▸ **Task**
Every record, from the first line to the last, needs to be given again exactly.

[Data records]

···

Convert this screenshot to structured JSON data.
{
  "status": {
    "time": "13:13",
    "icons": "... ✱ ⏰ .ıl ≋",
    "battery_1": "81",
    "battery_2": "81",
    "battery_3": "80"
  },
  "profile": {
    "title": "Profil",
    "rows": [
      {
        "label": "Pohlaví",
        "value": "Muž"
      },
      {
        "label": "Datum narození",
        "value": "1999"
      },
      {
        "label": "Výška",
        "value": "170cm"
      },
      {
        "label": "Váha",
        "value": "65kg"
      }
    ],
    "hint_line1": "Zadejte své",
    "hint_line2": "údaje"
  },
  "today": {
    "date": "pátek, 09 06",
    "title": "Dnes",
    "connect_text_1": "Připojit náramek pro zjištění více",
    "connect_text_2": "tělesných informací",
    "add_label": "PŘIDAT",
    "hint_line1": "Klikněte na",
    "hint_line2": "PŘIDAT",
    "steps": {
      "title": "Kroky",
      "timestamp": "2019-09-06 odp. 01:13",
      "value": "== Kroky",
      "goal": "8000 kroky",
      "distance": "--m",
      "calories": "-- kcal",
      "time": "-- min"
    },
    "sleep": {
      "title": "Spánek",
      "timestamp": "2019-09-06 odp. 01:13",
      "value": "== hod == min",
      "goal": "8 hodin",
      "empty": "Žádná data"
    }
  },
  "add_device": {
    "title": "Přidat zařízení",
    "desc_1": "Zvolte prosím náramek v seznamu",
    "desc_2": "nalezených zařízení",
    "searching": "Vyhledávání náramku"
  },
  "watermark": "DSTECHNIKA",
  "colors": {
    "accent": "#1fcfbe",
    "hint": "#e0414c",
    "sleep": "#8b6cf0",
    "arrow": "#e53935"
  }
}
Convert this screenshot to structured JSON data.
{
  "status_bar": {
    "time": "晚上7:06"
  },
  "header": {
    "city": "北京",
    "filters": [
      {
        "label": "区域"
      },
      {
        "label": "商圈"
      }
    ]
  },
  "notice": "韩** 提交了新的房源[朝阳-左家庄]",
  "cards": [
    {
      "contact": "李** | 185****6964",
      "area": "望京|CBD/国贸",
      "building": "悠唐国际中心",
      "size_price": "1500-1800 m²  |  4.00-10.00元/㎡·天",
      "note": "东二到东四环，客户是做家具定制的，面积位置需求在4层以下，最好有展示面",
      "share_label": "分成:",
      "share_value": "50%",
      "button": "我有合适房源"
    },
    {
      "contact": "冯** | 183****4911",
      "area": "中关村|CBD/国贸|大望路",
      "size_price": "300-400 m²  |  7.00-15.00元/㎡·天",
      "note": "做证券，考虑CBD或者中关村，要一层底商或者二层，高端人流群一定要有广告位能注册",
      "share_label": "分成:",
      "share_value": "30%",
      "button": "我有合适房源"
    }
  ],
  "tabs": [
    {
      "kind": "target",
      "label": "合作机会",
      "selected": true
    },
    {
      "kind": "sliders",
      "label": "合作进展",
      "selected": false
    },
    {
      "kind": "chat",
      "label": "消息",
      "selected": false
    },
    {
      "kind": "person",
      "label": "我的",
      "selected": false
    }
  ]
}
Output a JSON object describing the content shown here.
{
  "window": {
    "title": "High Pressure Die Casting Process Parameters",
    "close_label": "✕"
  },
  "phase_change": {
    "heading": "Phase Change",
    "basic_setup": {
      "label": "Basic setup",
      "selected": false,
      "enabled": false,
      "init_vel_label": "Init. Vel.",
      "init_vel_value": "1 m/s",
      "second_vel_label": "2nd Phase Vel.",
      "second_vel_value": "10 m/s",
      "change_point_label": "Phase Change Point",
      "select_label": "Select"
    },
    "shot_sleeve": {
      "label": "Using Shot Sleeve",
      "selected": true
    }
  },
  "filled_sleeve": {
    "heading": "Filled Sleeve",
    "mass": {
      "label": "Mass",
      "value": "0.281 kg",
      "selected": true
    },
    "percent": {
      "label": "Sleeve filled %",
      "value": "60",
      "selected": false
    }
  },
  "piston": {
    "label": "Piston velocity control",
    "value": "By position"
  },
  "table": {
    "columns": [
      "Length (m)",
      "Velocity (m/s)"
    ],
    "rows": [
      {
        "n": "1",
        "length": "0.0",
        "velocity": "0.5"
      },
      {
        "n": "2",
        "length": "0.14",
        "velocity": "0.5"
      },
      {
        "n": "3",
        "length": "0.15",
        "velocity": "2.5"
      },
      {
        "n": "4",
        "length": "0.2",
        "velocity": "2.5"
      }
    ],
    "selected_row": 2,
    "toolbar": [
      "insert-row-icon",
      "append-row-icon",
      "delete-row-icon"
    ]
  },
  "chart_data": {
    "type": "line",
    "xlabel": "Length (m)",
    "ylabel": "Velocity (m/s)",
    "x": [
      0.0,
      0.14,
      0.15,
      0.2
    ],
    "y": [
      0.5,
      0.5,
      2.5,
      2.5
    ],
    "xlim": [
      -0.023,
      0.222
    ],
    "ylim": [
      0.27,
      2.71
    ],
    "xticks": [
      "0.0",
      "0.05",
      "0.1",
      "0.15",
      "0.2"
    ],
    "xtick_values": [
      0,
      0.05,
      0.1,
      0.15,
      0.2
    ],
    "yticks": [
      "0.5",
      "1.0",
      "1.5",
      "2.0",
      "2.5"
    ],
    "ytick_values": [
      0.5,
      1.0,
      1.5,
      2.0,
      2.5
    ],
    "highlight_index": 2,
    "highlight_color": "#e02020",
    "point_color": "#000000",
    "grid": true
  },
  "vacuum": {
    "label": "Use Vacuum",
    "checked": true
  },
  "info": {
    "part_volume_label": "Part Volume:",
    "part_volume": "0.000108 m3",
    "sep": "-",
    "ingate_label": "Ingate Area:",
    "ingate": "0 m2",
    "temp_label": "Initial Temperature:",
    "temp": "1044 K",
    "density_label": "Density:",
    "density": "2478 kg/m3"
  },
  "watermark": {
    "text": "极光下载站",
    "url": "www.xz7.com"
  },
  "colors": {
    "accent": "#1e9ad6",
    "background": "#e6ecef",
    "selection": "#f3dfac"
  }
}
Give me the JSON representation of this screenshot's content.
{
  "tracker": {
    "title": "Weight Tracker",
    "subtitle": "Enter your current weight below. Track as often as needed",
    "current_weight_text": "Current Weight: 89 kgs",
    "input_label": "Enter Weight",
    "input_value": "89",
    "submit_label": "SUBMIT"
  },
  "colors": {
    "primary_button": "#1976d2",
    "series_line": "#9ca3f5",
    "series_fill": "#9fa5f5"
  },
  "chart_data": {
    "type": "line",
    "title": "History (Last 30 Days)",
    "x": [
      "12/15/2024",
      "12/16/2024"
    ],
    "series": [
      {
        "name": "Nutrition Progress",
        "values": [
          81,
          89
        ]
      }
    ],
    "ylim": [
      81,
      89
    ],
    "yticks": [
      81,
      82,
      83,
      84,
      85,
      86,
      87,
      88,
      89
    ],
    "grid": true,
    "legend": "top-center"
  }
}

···

▸ **The answer**
Convert this screenshot to structured JSON data.
{
  "status": {
    "time": "13:13",
    "icons": "... ✱ ⏰ .ıl ≋",
    "battery_1": "81",
    "battery_2": "81",
    "battery_3": "80"
  },
  "profile": {
    "title": "Profil",
    "rows": [
      {
        "label": "Pohlaví",
        "value": "Muž"
      },
      {
        "label": "Datum narození",
        "value": "1999"
      },
      {
        "label": "Výška",
        "value": "170cm"
      },
      {
        "label": "Váha",
        "value": "65kg"
      }
    ],
    "hint_line1": "Zadejte své",
    "hint_line2": "údaje"
  },
  "today": {
    "date": "pátek, 09 06",
    "title": "Dnes",
    "connect_text_1": "Připojit náramek pro zjištění více",
    "connect_text_2": "tělesných informací",
    "add_label": "PŘIDAT",
    "hint_line1": "Klikněte na",
    "hint_line2": "PŘIDAT",
    "steps": {
      "title": "Kroky",
      "timestamp": "2019-09-06 odp. 01:13",
      "value": "== Kroky",
      "goal": "8000 kroky",
      "distance": "--m",
      "calories": "-- kcal",
      "time": "-- min"
    },
    "sleep": {
      "title": "Spánek",
      "timestamp": "2019-09-06 odp. 01:13",
      "value": "== hod == min",
      "goal": "8 hodin",
      "empty": "Žádná data"
    }
  },
  "add_device": {
    "title": "Přidat zařízení",
    "desc_1": "Zvolte prosím náramek v seznamu",
    "desc_2": "nalezených zařízení",
    "searching": "Vyhledávání náramku"
  },
  "watermark": "DSTECHNIKA",
  "colors": {
    "accent": "#1fcfbe",
    "hint": "#e0414c",
    "sleep": "#8b6cf0",
    "arrow": "#e53935"
  }
}
Convert this screenshot to structured JSON data.
{
  "status_bar": {
    "time": "晚上7:06"
  },
  "header": {
    "city": "北京",
    "filters": [
      {
        "label": "区域"
      },
      {
        "label": "商圈"
      }
    ]
  },
  "notice": "韩** 提交了新的房源[朝阳-左家庄]",
  "cards": [
    {
      "contact": "李** | 185****6964",
      "area": "望京|CBD/国贸",
      "building": "悠唐国际中心",
      "size_price": "1500-1800 m²  |  4.00-10.00元/㎡·天",
      "note": "东二到东四环，客户是做家具定制的，面积位置需求在4层以下，最好有展示面",
      "share_label": "分成:",
      "share_value": "50%",
      "button": "我有合适房源"
    },
    {
      "contact": "冯** | 183****4911",
      "area": "中关村|CBD/国贸|大望路",
      "size_price": "300-400 m²  |  7.00-15.00元/㎡·天",
      "note": "做证券，考虑CBD或者中关村，要一层底商或者二层，高端人流群一定要有广告位能注册",
      "share_label": "分成:",
      "share_value": "30%",
      "button": "我有合适房源"
    }
  ],
  "tabs": [
    {
      "kind": "target",
      "label": "合作机会",
      "selected": true
    },
    {
      "kind": "sliders",
      "label": "合作进展",
      "selected": false
    },
    {
      "kind": "chat",
      "label": "消息",
      "selected": false
    },
    {
      "kind": "person",
      "label": "我的",
      "selected": false
    }
  ]
}
Output a JSON object describing the content shown here.
{
  "window": {
    "title": "High Pressure Die Casting Process Parameters",
    "close_label": "✕"
  },
  "phase_change": {
    "heading": "Phase Change",
    "basic_setup": {
      "label": "Basic setup",
      "selected": false,
      "enabled": false,
      "init_vel_label": "Init. Vel.",
      "init_vel_value": "1 m/s",
      "second_vel_label": "2nd Phase Vel.",
      "second_vel_value": "10 m/s",
      "change_point_label": "Phase Change Point",
      "select_label": "Select"
    },
    "shot_sleeve": {
      "label": "Using Shot Sleeve",
      "selected": true
    }
  },
  "filled_sleeve": {
    "heading": "Filled Sleeve",
    "mass": {
      "label": "Mass",
      "value": "0.281 kg",
      "selected": true
    },
    "percent": {
      "label": "Sleeve filled %",
      "value": "60",
      "selected": false
    }
  },
  "piston": {
    "label": "Piston velocity control",
    "value": "By position"
  },
  "table": {
    "columns": [
      "Length (m)",
      "Velocity (m/s)"
    ],
    "rows": [
      {
        "n": "1",
        "length": "0.0",
        "velocity": "0.5"
      },
      {
        "n": "2",
        "length": "0.14",
        "velocity": "0.5"
      },
      {
        "n": "3",
        "length": "0.15",
        "velocity": "2.5"
      },
      {
        "n": "4",
        "length": "0.2",
        "velocity": "2.5"
      }
    ],
    "selected_row": 2,
    "toolbar": [
      "insert-row-icon",
      "append-row-icon",
      "delete-row-icon"
    ]
  },
  "chart_data": {
    "type": "line",
    "xlabel": "Length (m)",
    "ylabel": "Velocity (m/s)",
    "x": [
      0.0,
      0.14,
      0.15,
      0.2
    ],
    "y": [
      0.5,
      0.5,
      2.5,
      2.5
    ],
    "xlim": [
      -0.023,
      0.222
    ],
    "ylim": [
      0.27,
      2.71
    ],
    "xticks": [
      "0.0",
      "0.05",
      "0.1",
      "0.15",
      "0.2"
    ],
    "xtick_values": [
      0,
      0.05,
      0.1,
      0.15,
      0.2
    ],
    "yticks": [
      "0.5",
      "1.0",
      "1.5",
      "2.0",
      "2.5"
    ],
    "ytick_values": [
      0.5,
      1.0,
      1.5,
      2.0,
      2.5
    ],
    "highlight_index": 2,
    "highlight_color": "#e02020",
    "point_color": "#000000",
    "grid": true
  },
  "vacuum": {
    "label": "Use Vacuum",
    "checked": true
  },
  "info": {
    "part_volume_label": "Part Volume:",
    "part_volume": "0.000108 m3",
    "sep": "-",
    "ingate_label": "Ingate Area:",
    "ingate": "0 m2",
    "temp_label": "Initial Temperature:",
    "temp": "1044 K",
    "density_label": "Density:",
    "density": "2478 kg/m3"
  },
  "watermark": {
    "text": "极光下载站",
    "url": "www.xz7.com"
  },
  "colors": {
    "accent": "#1e9ad6",
    "background": "#e6ecef",
    "selection": "#f3dfac"
  }
}
Give me the JSON representation of this screenshot's content.
{
  "tracker": {
    "title": "Weight Tracker",
    "subtitle": "Enter your current weight below. Track as often as needed",
    "current_weight_text": "Current Weight: 89 kgs",
    "input_label": "Enter Weight",
    "input_value": "89",
    "submit_label": "SUBMIT"
  },
  "colors": {
    "primary_button": "#1976d2",
    "series_line": "#9ca3f5",
    "series_fill": "#9fa5f5"
  },
  "chart_data": {
    "type": "line",
    "title": "History (Last 30 Days)",
    "x": [
      "12/15/2024",
      "12/16/2024"
    ],
    "series": [
      {
        "name": "Nutrition Progress",
        "values": [
          81,
          89
        ]
      }
    ],
    "ylim": [
      81,
      89
    ],
    "yticks": [
      81,
      82,
      83,
      84,
      85,
      86,
      87,
      88,
      89
    ],
    "grid": true,
    "legend": "top-center"
  }
}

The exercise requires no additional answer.